It was their most impressive performance of the day, but not enough to suit their coach.
"That's not what I'm looking for," Tomlin said. "I'm actually looking for better than that."
Ben Roethlisberger's effectiveness as a passer has eased the failings of his runners, especially in critical portions of the game.
He leads all quarterbacks in third-down passing efficiency with a 146.8 rating. He has completed 19 of 25 passes for 251 yards, three touchdowns and no interceptions on third downs. Among them was his 37-yard scoring pass to Mike Wallace on third-and-16 Sunday. The Steelers converted eight of 15 third downs against the Jets.
"We kept drives alive, and it allowed us to possess the ball," Tomlin said. "On our last 10-minute drive, we were 4 for 4 on third downs. When you do that, you put yourself in position to win."
The Steelers have converted 19 of 34 third downs in two games, a 55.9 percent success rate that leads the NFL.
The Steelers signed cornerback DeMarcus Van Dyke Sept. 6 after the Raiders waived him three days earlier, and he has had an immediate impact on special teams.
Van Dyke downed a punt at the 1 at Denver and might have caused New York's Jeremy Kerley to muff a punt as he bore down on him Sunday as the first man down for the Steelers.
"He's done a great job," Tomlin said. "He's downed a punt for us. He was there for that play on that mishandled punt last week. I thought he showed awareness as a punt-return guy, pushing a gunner into the end zone who was trying to down a ball. Obviously, he's been an asset to us in that area."
His play on special teams, wasn't necessarily the reason the Steelers signed him. The Raiders drafted him in the third round in 2011, the same year the Steelers drafted cornerbacks Curtis Brown and Cortez Allen in the third and fourth rounds. Van Dyke, who played at Miami, went 14 spots before Brown.
"Quite frankly, the things that attracted us to him are the same things that attracted us to him when he came out in the draft," Tomlin said. "We thought that he was a long, fast kid with man-coverage ability. We compared him very favorably to Cortez Allen and really took a similar approach to those guys. He's in that draft class with Cortez and Curtis Brown, and we're thankful to have three young corners from a draft class just a couple of years ago in our program."
Neither James Harrison (knee) nor Troy Polamalu (calf) practiced or played last week, and it looks as if they might not do so this week, either.

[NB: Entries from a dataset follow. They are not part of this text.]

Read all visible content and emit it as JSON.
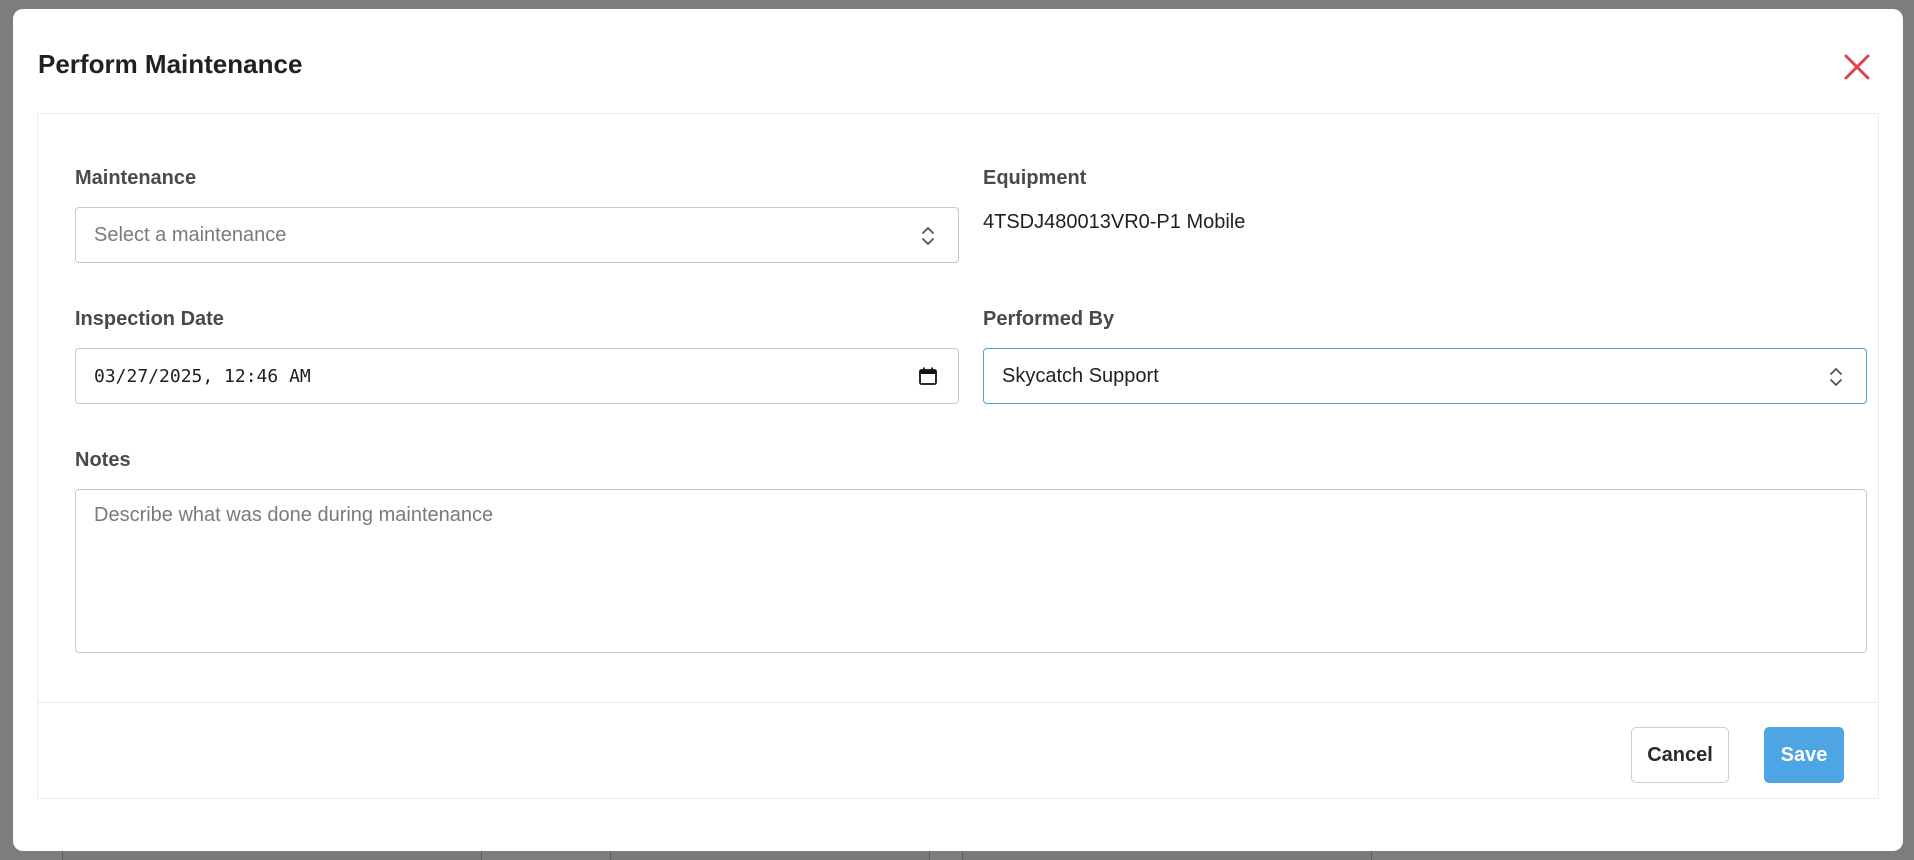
{
  "modal": {
    "title": "Perform Maintenance",
    "close_icon": "close-icon"
  },
  "form": {
    "maintenance": {
      "label": "Maintenance",
      "placeholder": "Select a maintenance"
    },
    "equipment": {
      "label": "Equipment",
      "value": "4TSDJ480013VR0-P1 Mobile"
    },
    "inspection_date": {
      "label": "Inspection Date",
      "value": "03/27/2025, 12:46 AM"
    },
    "performed_by": {
      "label": "Performed By",
      "value": "Skycatch Support"
    },
    "notes": {
      "label": "Notes",
      "placeholder": "Describe what was done during maintenance"
    }
  },
  "footer": {
    "cancel_label": "Cancel",
    "save_label": "Save"
  },
  "colors": {
    "accent": "#4da5e4",
    "close": "#e0424f",
    "focus_border": "#4ba3dc"
  }
}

"We will take the same approach that we took a week ago in regards to their availability," Tomlin said. "We simply are going to work day to day and look at how their body responds to the work. We will start with informal workouts and work up to practice at some point."
Tomlin said linebacker Chris Carter and safety Ryan Mundy have "done a solid job" replacing them.
He added others to the injury list this week, saying all could be limited in early practices: tight end Heath Miller (ribs), offensive tackle Marcus Gilbert (groin) and Dwyer (turf toe).
Linebacker Stevenson Sylvester (knee), who has not played since the first preseason game, "is moving closer to game readiness."
First Published September 19, 2012 4:00 AM